[EXERCISE MATERIALS]

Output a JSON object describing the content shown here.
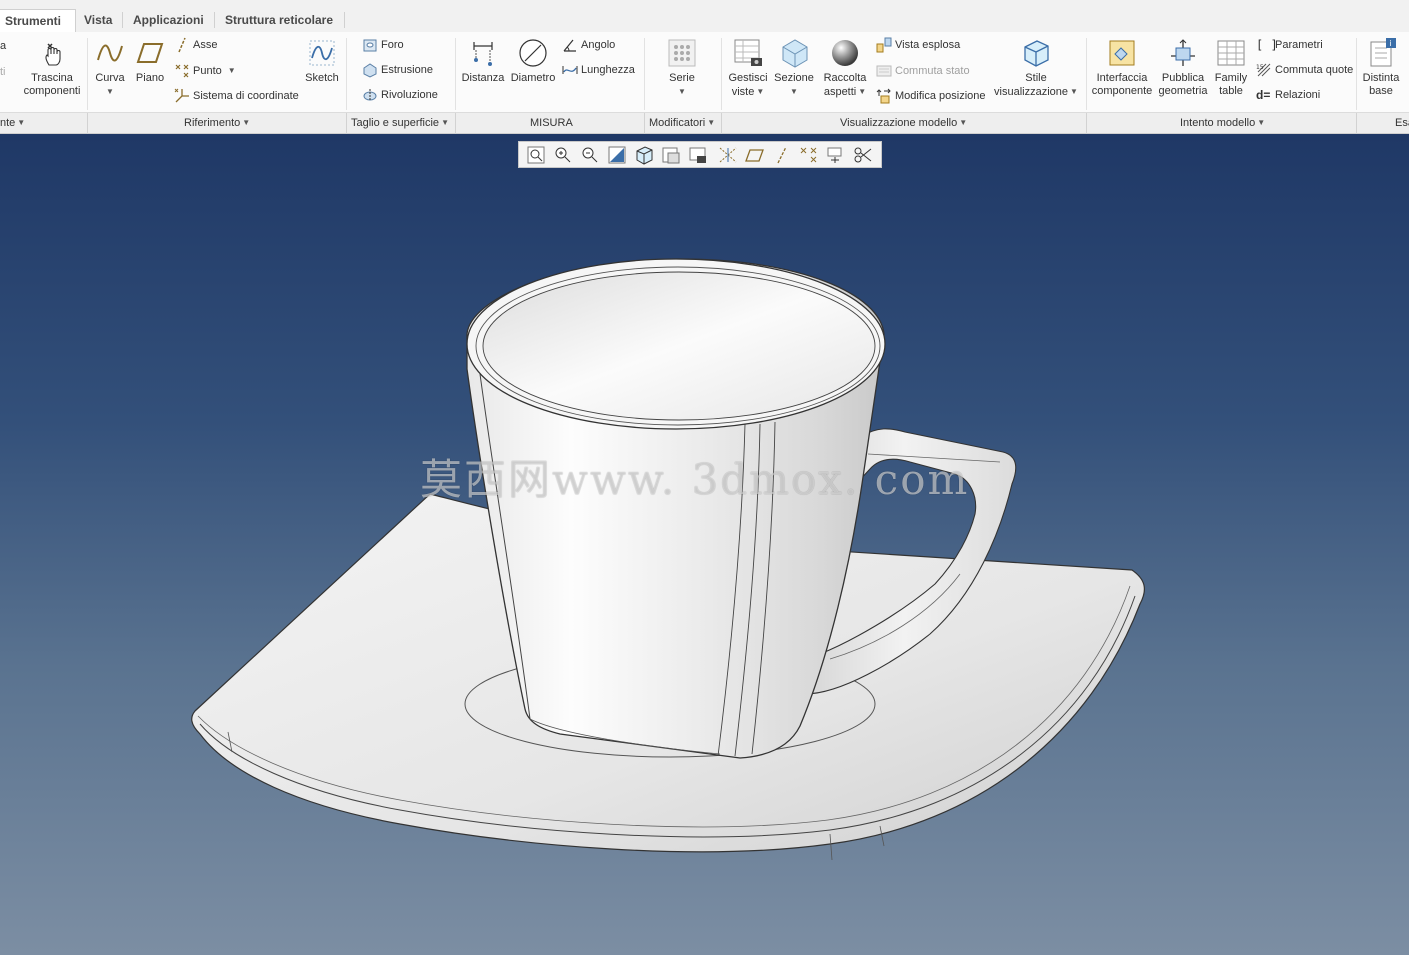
{
  "tabs": [
    {
      "label": "Strumenti",
      "active": true
    },
    {
      "label": "Vista",
      "active": false
    },
    {
      "label": "Applicazioni",
      "active": false
    },
    {
      "label": "Struttura reticolare",
      "active": false
    }
  ],
  "ribbon": {
    "left_fragments": {
      "top": "a",
      "mid": "ti"
    },
    "drag": {
      "label": "Trascina componenti",
      "icon": "drag-hand-icon"
    },
    "curva": {
      "label": "Curva",
      "icon": "curve-icon"
    },
    "piano": {
      "label": "Piano",
      "icon": "plane-icon"
    },
    "asse": {
      "label": "Asse",
      "icon": "axis-icon"
    },
    "punto": {
      "label": "Punto",
      "icon": "point-icon"
    },
    "sistema": {
      "label": "Sistema di coordinate",
      "icon": "coordinate-system-icon"
    },
    "sketch": {
      "label": "Sketch",
      "icon": "sketch-icon"
    },
    "foro": {
      "label": "Foro",
      "icon": "hole-icon"
    },
    "estrusione": {
      "label": "Estrusione",
      "icon": "extrude-icon"
    },
    "rivoluzione": {
      "label": "Rivoluzione",
      "icon": "revolve-icon"
    },
    "distanza": {
      "label": "Distanza",
      "icon": "distance-icon"
    },
    "diametro": {
      "label": "Diametro",
      "icon": "diameter-icon"
    },
    "angolo": {
      "label": "Angolo",
      "icon": "angle-icon"
    },
    "lunghezza": {
      "label": "Lunghezza",
      "icon": "length-icon"
    },
    "serie": {
      "label": "Serie",
      "icon": "pattern-icon"
    },
    "gestisci": {
      "label": "Gestisci viste",
      "icon": "manage-views-icon"
    },
    "sezione": {
      "label": "Sezione",
      "icon": "section-icon"
    },
    "raccolta": {
      "label": "Raccolta aspetti",
      "icon": "appearance-sphere-icon"
    },
    "vista_esplosa": {
      "label": "Vista esplosa",
      "icon": "exploded-view-icon"
    },
    "commuta_stato": {
      "label": "Commuta stato",
      "icon": "toggle-state-icon",
      "disabled": true
    },
    "modifica_posizione": {
      "label": "Modifica posizione",
      "icon": "edit-position-icon"
    },
    "stile": {
      "label": "Stile visualizzazione",
      "icon": "display-style-icon"
    },
    "interfaccia": {
      "label": "Interfaccia componente",
      "icon": "component-interface-icon"
    },
    "pubblica": {
      "label": "Pubblica geometria",
      "icon": "publish-geometry-icon"
    },
    "family": {
      "label": "Family table",
      "icon": "family-table-icon"
    },
    "parametri": {
      "label": "Parametri",
      "icon": "parameters-icon"
    },
    "commuta_quote": {
      "label": "Commuta quote",
      "icon": "toggle-dimensions-icon"
    },
    "relazioni": {
      "label": "Relazioni",
      "icon": "relations-icon"
    },
    "distinta": {
      "label": "Distinta base",
      "icon": "bill-of-materials-icon"
    }
  },
  "groups": [
    {
      "label": "nte",
      "caret": true
    },
    {
      "label": "Riferimento",
      "caret": true
    },
    {
      "label": "Taglio e superficie",
      "caret": true
    },
    {
      "label": "MISURA",
      "caret": false
    },
    {
      "label": "Modificatori",
      "caret": true
    },
    {
      "label": "Visualizzazione modello",
      "caret": true
    },
    {
      "label": "Intento modello",
      "caret": true
    },
    {
      "label": "Esa",
      "caret": false
    }
  ],
  "view_toolbar": [
    "refit-icon",
    "zoom-in-icon",
    "zoom-out-icon",
    "repaint-icon",
    "display-style-icon",
    "saved-views-icon",
    "view-manager-icon",
    "datum-display-icon",
    "plane-display-icon",
    "axis-display-icon",
    "point-display-icon",
    "csys-display-icon",
    "annotation-display-icon"
  ],
  "viewport": {
    "watermark": "莫西网www. 3dmox. com",
    "model": "cup-and-saucer",
    "background_top": "#1f3866",
    "background_bottom": "#7c8ea3"
  }
}
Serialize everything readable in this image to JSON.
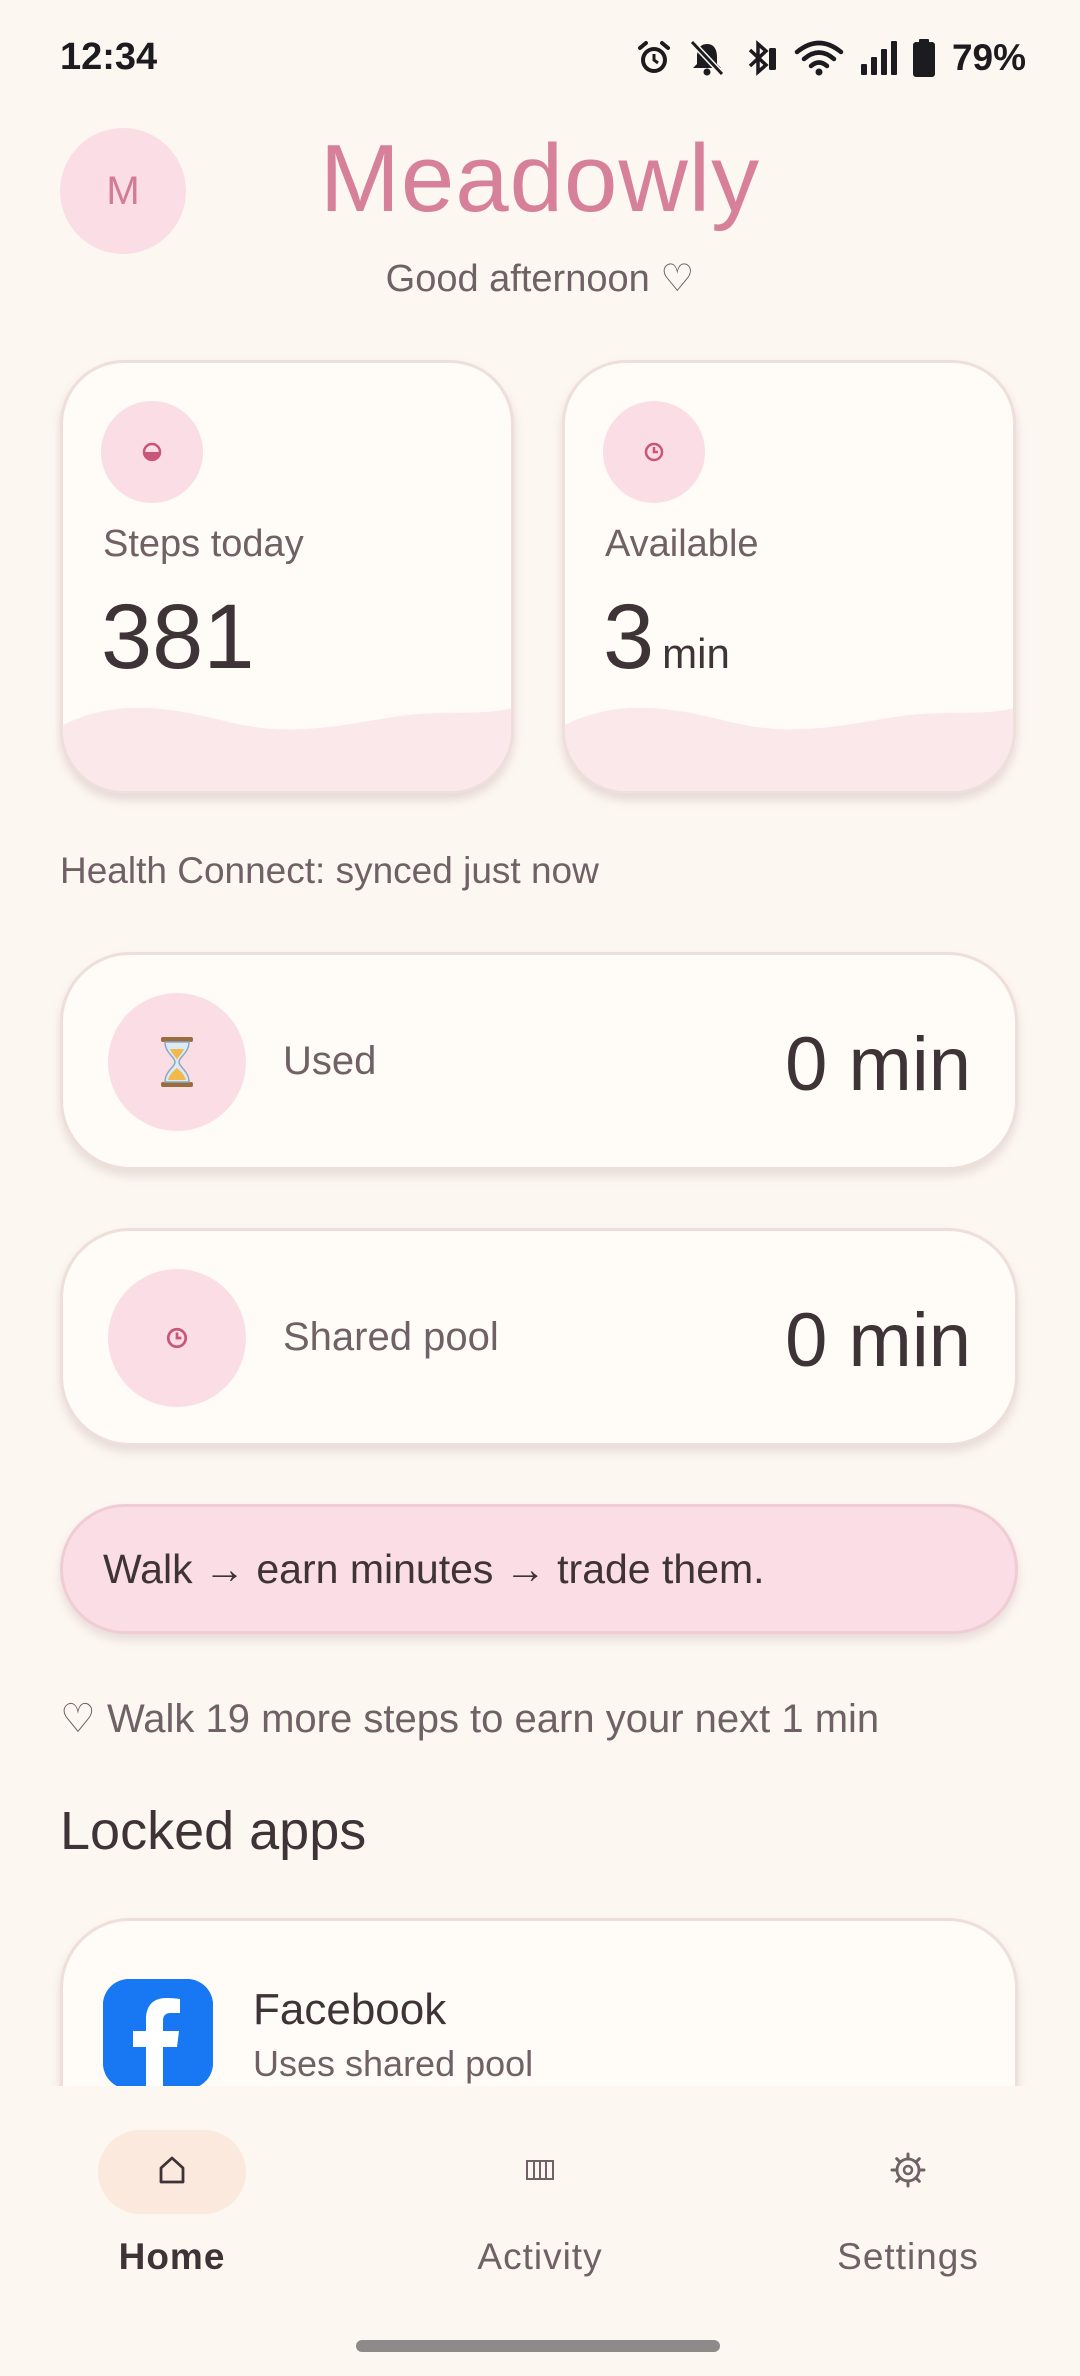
{
  "status_bar": {
    "time": "12:34",
    "battery": "79%",
    "icons": [
      "alarm-icon",
      "bell-off-icon",
      "bluetooth-icon",
      "wifi-icon",
      "signal-icon",
      "battery-icon"
    ]
  },
  "header": {
    "avatar_letter": "M",
    "title": "Meadowly",
    "greeting": "Good afternoon ♡"
  },
  "stats": {
    "steps": {
      "label": "Steps today",
      "value": "381",
      "icon": "half-circle-icon"
    },
    "available": {
      "label": "Available",
      "value": "3",
      "unit": "min",
      "icon": "clock-icon"
    }
  },
  "sync_status": "Health Connect: synced just now",
  "used": {
    "label": "Used",
    "value": "0 min",
    "icon": "hourglass-icon"
  },
  "shared_pool": {
    "label": "Shared pool",
    "value": "0 min",
    "icon": "clock-icon"
  },
  "banner": "Walk → earn minutes → trade them.",
  "hint": "♡ Walk 19 more steps to earn your next 1 min",
  "locked_apps": {
    "title": "Locked apps",
    "items": [
      {
        "name": "Facebook",
        "subtitle": "Uses shared pool",
        "icon": "facebook-icon"
      }
    ]
  },
  "nav": {
    "items": [
      {
        "label": "Home",
        "icon": "home-icon",
        "selected": true
      },
      {
        "label": "Activity",
        "icon": "bars-icon",
        "selected": false
      },
      {
        "label": "Settings",
        "icon": "gear-icon",
        "selected": false
      }
    ]
  },
  "colors": {
    "background": "#FDF7F2",
    "accent_pink": "#D6809A",
    "soft_pink": "#FBDDE5",
    "card": "#FFFBF7",
    "facebook_blue": "#1877F2"
  }
}
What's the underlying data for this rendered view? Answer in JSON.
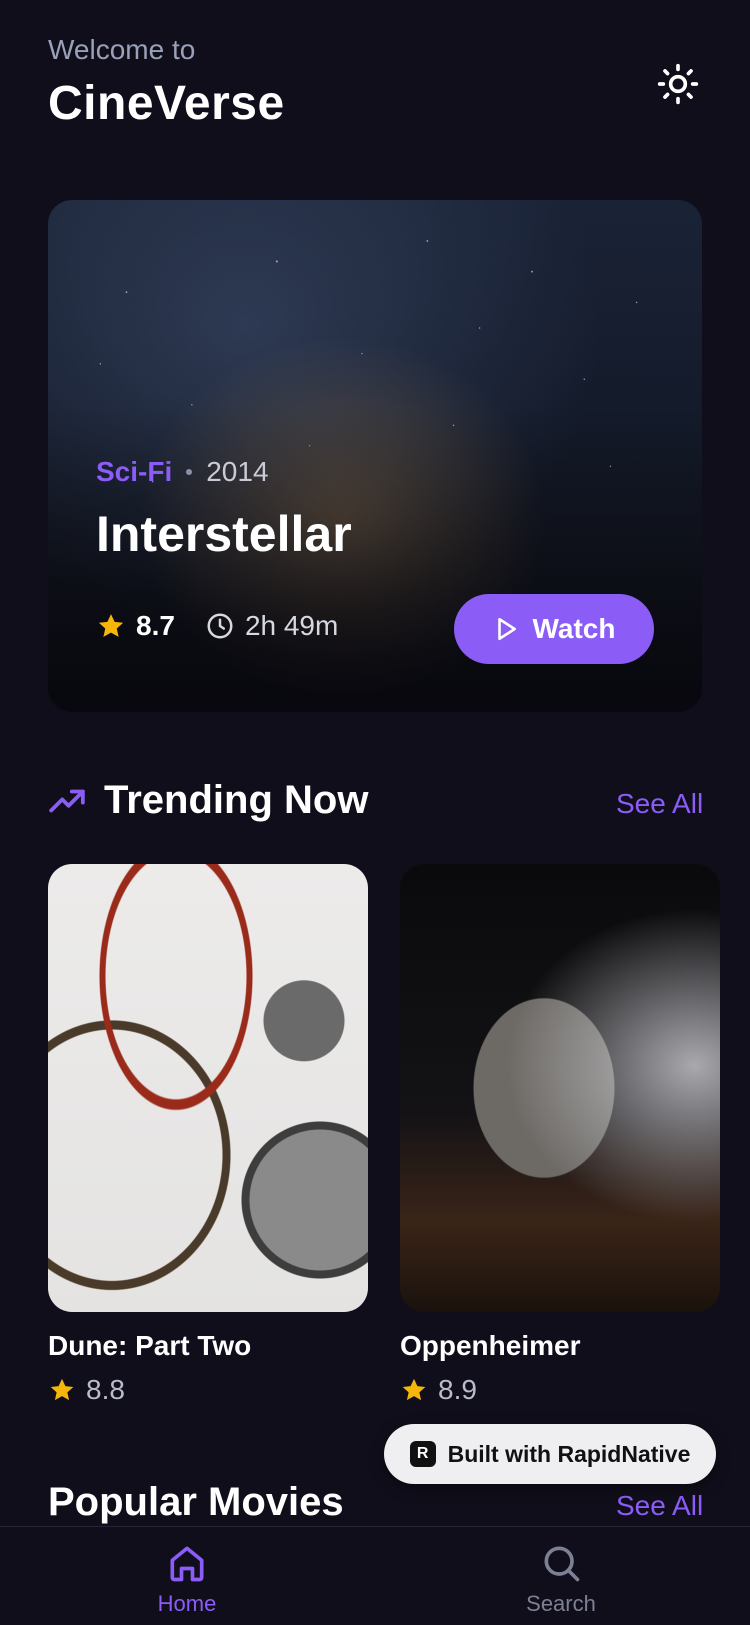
{
  "header": {
    "welcome": "Welcome to",
    "brand": "CineVerse",
    "theme_icon": "sun-icon"
  },
  "hero": {
    "genre": "Sci-Fi",
    "year": "2014",
    "title": "Interstellar",
    "rating": "8.7",
    "runtime": "2h 49m",
    "watch_label": "Watch"
  },
  "trending": {
    "title": "Trending Now",
    "see_all": "See All",
    "movies": [
      {
        "title": "Dune: Part Two",
        "rating": "8.8"
      },
      {
        "title": "Oppenheimer",
        "rating": "8.9"
      }
    ]
  },
  "popular": {
    "title": "Popular Movies",
    "see_all": "See All"
  },
  "badge": {
    "label": "Built with RapidNative",
    "logo_letter": "R"
  },
  "nav": {
    "home": "Home",
    "search": "Search"
  },
  "colors": {
    "background": "#0f0e1a",
    "accent": "#8b5cf6",
    "star": "#f5b50a",
    "muted": "#9aa0b8"
  }
}
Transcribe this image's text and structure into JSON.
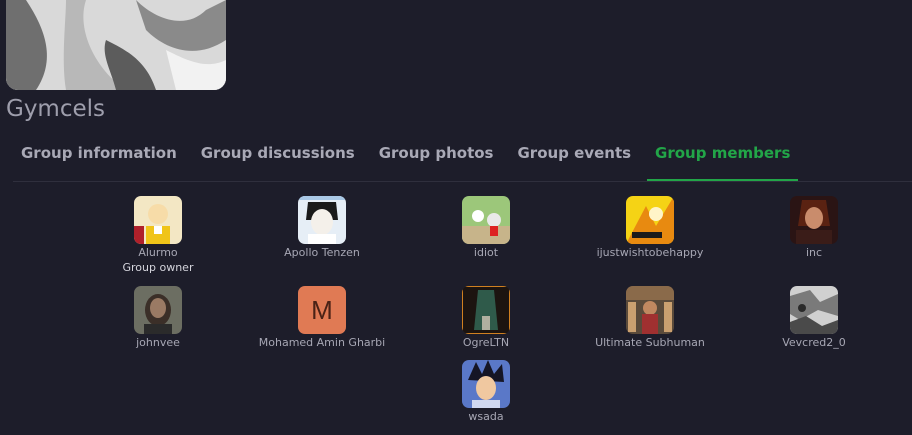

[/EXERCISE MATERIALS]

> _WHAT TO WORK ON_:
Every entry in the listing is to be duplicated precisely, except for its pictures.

> _THE ANSWER_:
Output a JSON object describing the content shown here.
{
  "tabs": [
    {
      "label": "Strumenti",
      "active": true
    },
    {
      "label": "Vista",
      "active": false
    },
    {
      "label": "Applicazioni",
      "active": false
    },
    {
      "label": "Struttura reticolare",
      "active": false
    }
  ],
  "ribbon": {
    "left_fragments": {
      "top": "a",
      "mid": "ti"
    },
    "drag": {
      "label": "Trascina componenti",
      "icon": "drag-hand-icon"
    },
    "curva": {
      "label": "Curva",
      "icon": "curve-icon"
    },
    "piano": {
      "label": "Piano",
      "icon": "plane-icon"
    },
    "asse": {
      "label": "Asse",
      "icon": "axis-icon"
    },
    "punto": {
      "label": "Punto",
      "icon": "point-icon"
    },
    "sistema": {
      "label": "Sistema di coordinate",
      "icon": "coordinate-system-icon"
    },
    "sketch": {
      "label": "Sketch",
      "icon": "sketch-icon"
    },
    "foro": {
      "label": "Foro",
      "icon": "hole-icon"
    },
    "estrusione": {
      "label": "Estrusione",
      "icon": "extrude-icon"
    },
    "rivoluzione": {
      "label": "Rivoluzione",
      "icon": "revolve-icon"
    },
    "distanza": {
      "label": "Distanza",
      "icon": "distance-icon"
    },
    "diametro": {
      "label": "Diametro",
      "icon": "diameter-icon"
    },
    "angolo": {
      "label": "Angolo",
      "icon": "angle-icon"
    },
    "lunghezza": {
      "label": "Lunghezza",
      "icon": "length-icon"
    },
    "serie": {
      "label": "Serie",
      "icon": "pattern-icon"
    },
    "gestisci": {
      "label": "Gestisci viste",
      "icon": "manage-views-icon"
    },
    "sezione": {
      "label": "Sezione",
      "icon": "section-icon"
    },
    "raccolta": {
      "label": "Raccolta aspetti",
      "icon": "appearance-sphere-icon"
    },
    "vista_esplosa": {
      "label": "Vista esplosa",
      "icon": "exploded-view-icon"
    },
    "commuta_stato": {
      "label": "Commuta stato",
      "icon": "toggle-state-icon",
      "disabled": true
    },
    "modifica_posizione": {
      "label": "Modifica posizione",
      "icon": "edit-position-icon"
    },
    "stile": {
      "label": "Stile visualizzazione",
      "icon": "display-style-icon"
    },
    "interfaccia": {
      "label": "Interfaccia componente",
      "icon": "component-interface-icon"
    },
    "pubblica": {
      "label": "Pubblica geometria",
      "icon": "publish-geometry-icon"
    },
    "family": {
      "label": "Family table",
      "icon": "family-table-icon"
    },
    "parametri": {
      "label": "Parametri",
      "icon": "parameters-icon"
    },
    "commuta_quote": {
      "label": "Commuta quote",
      "icon": "toggle-dimensions-icon"
    },
    "relazioni": {
      "label": "Relazioni",
      "icon": "relations-icon"
    },
    "distinta": {
      "label": "Distinta base",
      "icon": "bill-of-materials-icon"
    }
  },
  "groups": [
    {
      "label": "nte",
      "caret": true
    },
    {
      "label": "Riferimento",
      "caret": true
    },
    {
      "label": "Taglio e superficie",
      "caret": true
    },
    {
      "label": "MISURA",
      "caret": false
    },
    {
      "label": "Modificatori",
      "caret": true
    },
    {
      "label": "Visualizzazione modello",
      "caret": true
    },
    {
      "label": "Intento modello",
      "caret": true
    },
    {
      "label": "Esa",
      "caret": false
    }
  ],
  "view_toolbar": [
    "refit-icon",
    "zoom-in-icon",
    "zoom-out-icon",
    "repaint-icon",
    "display-style-icon",
    "saved-views-icon",
    "view-manager-icon",
    "datum-display-icon",
    "plane-display-icon",
    "axis-display-icon",
    "point-display-icon",
    "csys-display-icon",
    "annotation-display-icon"
  ],
  "viewport": {
    "watermark": "莫西网www. 3dmox. com",
    "model": "cup-and-saucer",
    "background_top": "#1f3866",
    "background_bottom": "#7c8ea3"
  }
}
Serialize everything readable in this image to JSON.
{
  "status_bar": {
    "time": "12:34",
    "battery": "79%",
    "icons": [
      "alarm-icon",
      "bell-off-icon",
      "bluetooth-icon",
      "wifi-icon",
      "signal-icon",
      "battery-icon"
    ]
  },
  "header": {
    "avatar_letter": "M",
    "title": "Meadowly",
    "greeting": "Good afternoon ♡"
  },
  "stats": {
    "steps": {
      "label": "Steps today",
      "value": "381",
      "icon": "half-circle-icon"
    },
    "available": {
      "label": "Available",
      "value": "3",
      "unit": "min",
      "icon": "clock-icon"
    }
  },
  "sync_status": "Health Connect: synced just now",
  "used": {
    "label": "Used",
    "value": "0 min",
    "icon": "hourglass-icon"
  },
  "shared_pool": {
    "label": "Shared pool",
    "value": "0 min",
    "icon": "clock-icon"
  },
  "banner": "Walk → earn minutes → trade them.",
  "hint": "♡ Walk 19 more steps to earn your next 1 min",
  "locked_apps": {
    "title": "Locked apps",
    "items": [
      {
        "name": "Facebook",
        "subtitle": "Uses shared pool",
        "icon": "facebook-icon"
      }
    ]
  },
  "nav": {
    "items": [
      {
        "label": "Home",
        "icon": "home-icon",
        "selected": true
      },
      {
        "label": "Activity",
        "icon": "bars-icon",
        "selected": false
      },
      {
        "label": "Settings",
        "icon": "gear-icon",
        "selected": false
      }
    ]
  },
  "colors": {
    "background": "#FDF7F2",
    "accent_pink": "#D6809A",
    "soft_pink": "#FBDDE5",
    "card": "#FFFBF7",
    "facebook_blue": "#1877F2"
  }
}
What's the underlying data for this rendered view? Answer in JSON.
{
  "header": {
    "welcome": "Welcome to",
    "brand": "CineVerse",
    "theme_icon": "sun-icon"
  },
  "hero": {
    "genre": "Sci-Fi",
    "year": "2014",
    "title": "Interstellar",
    "rating": "8.7",
    "runtime": "2h 49m",
    "watch_label": "Watch"
  },
  "trending": {
    "title": "Trending Now",
    "see_all": "See All",
    "movies": [
      {
        "title": "Dune: Part Two",
        "rating": "8.8"
      },
      {
        "title": "Oppenheimer",
        "rating": "8.9"
      }
    ]
  },
  "popular": {
    "title": "Popular Movies",
    "see_all": "See All"
  },
  "badge": {
    "label": "Built with RapidNative",
    "logo_letter": "R"
  },
  "nav": {
    "home": "Home",
    "search": "Search"
  },
  "colors": {
    "background": "#0f0e1a",
    "accent": "#8b5cf6",
    "star": "#f5b50a",
    "muted": "#9aa0b8"
  }
}
Transcribe this image's text and structure into JSON.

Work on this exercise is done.